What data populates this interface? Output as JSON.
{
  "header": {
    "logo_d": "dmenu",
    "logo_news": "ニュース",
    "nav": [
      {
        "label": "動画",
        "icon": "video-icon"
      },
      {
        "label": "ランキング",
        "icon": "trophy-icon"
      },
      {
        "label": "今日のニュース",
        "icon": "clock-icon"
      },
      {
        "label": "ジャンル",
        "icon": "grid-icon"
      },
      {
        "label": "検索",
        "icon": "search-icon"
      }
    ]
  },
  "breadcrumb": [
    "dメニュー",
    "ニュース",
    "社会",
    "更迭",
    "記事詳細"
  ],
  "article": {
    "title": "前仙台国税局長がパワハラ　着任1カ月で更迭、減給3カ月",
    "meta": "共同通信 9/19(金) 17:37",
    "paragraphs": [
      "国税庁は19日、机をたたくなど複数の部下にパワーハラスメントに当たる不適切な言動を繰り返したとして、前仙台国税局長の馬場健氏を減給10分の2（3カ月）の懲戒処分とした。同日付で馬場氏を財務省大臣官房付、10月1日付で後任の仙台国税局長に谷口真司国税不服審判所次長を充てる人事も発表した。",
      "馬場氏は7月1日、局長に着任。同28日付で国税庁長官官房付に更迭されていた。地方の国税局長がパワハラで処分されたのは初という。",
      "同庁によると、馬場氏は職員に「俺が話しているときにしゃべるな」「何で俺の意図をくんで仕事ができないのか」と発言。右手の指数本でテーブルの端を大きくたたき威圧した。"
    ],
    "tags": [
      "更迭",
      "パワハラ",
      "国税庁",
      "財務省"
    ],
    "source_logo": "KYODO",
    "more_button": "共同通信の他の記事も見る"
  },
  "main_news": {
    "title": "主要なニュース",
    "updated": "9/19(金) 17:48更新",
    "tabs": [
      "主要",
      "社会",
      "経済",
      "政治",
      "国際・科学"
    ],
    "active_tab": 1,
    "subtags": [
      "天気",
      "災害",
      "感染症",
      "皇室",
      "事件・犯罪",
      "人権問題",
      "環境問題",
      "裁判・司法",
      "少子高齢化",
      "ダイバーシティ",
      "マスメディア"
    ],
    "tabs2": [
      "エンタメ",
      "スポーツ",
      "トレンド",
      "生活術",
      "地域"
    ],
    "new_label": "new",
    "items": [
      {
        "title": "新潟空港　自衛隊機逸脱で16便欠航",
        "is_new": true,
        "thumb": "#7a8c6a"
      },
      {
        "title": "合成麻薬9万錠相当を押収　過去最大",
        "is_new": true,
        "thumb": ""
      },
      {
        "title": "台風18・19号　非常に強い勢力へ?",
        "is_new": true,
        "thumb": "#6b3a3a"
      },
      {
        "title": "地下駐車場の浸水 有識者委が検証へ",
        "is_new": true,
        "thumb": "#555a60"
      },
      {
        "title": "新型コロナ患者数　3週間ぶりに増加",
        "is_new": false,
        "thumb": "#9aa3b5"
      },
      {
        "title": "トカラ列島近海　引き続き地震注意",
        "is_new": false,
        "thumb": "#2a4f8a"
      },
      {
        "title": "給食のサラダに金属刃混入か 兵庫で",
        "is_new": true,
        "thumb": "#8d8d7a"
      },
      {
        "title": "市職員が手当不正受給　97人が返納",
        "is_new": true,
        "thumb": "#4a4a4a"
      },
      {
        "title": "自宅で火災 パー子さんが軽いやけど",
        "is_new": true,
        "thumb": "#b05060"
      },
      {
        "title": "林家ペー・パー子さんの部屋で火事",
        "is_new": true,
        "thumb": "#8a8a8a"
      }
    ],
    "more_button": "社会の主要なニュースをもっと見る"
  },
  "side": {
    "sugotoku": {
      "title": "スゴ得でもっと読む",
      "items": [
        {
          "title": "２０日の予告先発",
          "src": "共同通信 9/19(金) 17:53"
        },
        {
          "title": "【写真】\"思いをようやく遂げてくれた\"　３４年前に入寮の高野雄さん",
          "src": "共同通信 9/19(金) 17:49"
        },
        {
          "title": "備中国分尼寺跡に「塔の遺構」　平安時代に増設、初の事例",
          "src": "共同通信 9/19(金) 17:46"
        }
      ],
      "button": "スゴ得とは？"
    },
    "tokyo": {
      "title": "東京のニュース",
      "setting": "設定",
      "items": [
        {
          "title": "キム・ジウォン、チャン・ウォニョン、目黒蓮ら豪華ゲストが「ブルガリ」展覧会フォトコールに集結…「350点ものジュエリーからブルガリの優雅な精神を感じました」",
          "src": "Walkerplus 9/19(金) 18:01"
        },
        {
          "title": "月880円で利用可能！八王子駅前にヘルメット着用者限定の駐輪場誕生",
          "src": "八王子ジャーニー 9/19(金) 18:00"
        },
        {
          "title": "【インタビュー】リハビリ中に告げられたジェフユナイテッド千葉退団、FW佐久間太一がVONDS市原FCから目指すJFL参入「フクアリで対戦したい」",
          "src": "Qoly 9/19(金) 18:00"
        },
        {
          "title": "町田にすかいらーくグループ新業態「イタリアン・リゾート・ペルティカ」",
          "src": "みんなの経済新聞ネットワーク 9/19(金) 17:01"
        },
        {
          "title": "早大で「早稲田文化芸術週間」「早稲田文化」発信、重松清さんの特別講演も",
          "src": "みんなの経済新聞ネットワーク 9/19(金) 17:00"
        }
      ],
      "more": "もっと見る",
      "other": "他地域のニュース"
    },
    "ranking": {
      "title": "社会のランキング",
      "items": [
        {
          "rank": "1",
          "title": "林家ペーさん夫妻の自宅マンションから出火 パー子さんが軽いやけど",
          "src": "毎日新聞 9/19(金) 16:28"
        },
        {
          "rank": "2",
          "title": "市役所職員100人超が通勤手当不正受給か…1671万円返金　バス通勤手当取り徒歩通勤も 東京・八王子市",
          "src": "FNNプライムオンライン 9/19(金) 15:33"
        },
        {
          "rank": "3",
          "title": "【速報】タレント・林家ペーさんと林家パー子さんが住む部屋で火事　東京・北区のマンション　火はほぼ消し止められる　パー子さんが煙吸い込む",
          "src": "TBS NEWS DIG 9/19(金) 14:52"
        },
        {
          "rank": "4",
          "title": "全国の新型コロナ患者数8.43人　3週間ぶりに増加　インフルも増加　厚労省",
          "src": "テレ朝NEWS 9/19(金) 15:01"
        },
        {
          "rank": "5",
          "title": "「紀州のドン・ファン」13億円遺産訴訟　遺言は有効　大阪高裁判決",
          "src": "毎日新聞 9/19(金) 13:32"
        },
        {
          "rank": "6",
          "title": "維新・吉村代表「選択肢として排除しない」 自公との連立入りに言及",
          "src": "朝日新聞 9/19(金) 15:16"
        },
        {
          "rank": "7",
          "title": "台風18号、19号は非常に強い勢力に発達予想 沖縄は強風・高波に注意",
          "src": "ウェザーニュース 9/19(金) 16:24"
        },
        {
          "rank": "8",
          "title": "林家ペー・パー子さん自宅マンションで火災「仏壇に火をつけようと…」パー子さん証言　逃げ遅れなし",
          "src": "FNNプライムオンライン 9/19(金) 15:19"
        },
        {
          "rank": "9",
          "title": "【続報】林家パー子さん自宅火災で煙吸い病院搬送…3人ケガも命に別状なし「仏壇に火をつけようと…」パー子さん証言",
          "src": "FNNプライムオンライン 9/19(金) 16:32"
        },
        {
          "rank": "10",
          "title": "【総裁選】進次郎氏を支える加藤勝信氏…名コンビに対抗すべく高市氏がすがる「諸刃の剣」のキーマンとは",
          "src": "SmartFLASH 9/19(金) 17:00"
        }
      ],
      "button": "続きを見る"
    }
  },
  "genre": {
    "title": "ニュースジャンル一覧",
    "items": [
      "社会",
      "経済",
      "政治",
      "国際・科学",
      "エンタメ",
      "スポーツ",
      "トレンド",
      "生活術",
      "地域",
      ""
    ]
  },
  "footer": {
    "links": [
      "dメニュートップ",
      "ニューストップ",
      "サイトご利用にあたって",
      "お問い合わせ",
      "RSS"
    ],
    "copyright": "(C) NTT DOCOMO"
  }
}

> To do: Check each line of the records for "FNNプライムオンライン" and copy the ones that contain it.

> Reply to the exercise:
          "src": "FNNプライムオンライン 9/19(金) 15:33"
          "src": "FNNプライムオンライン 9/19(金) 15:19"
          "src": "FNNプライムオンライン 9/19(金) 16:32"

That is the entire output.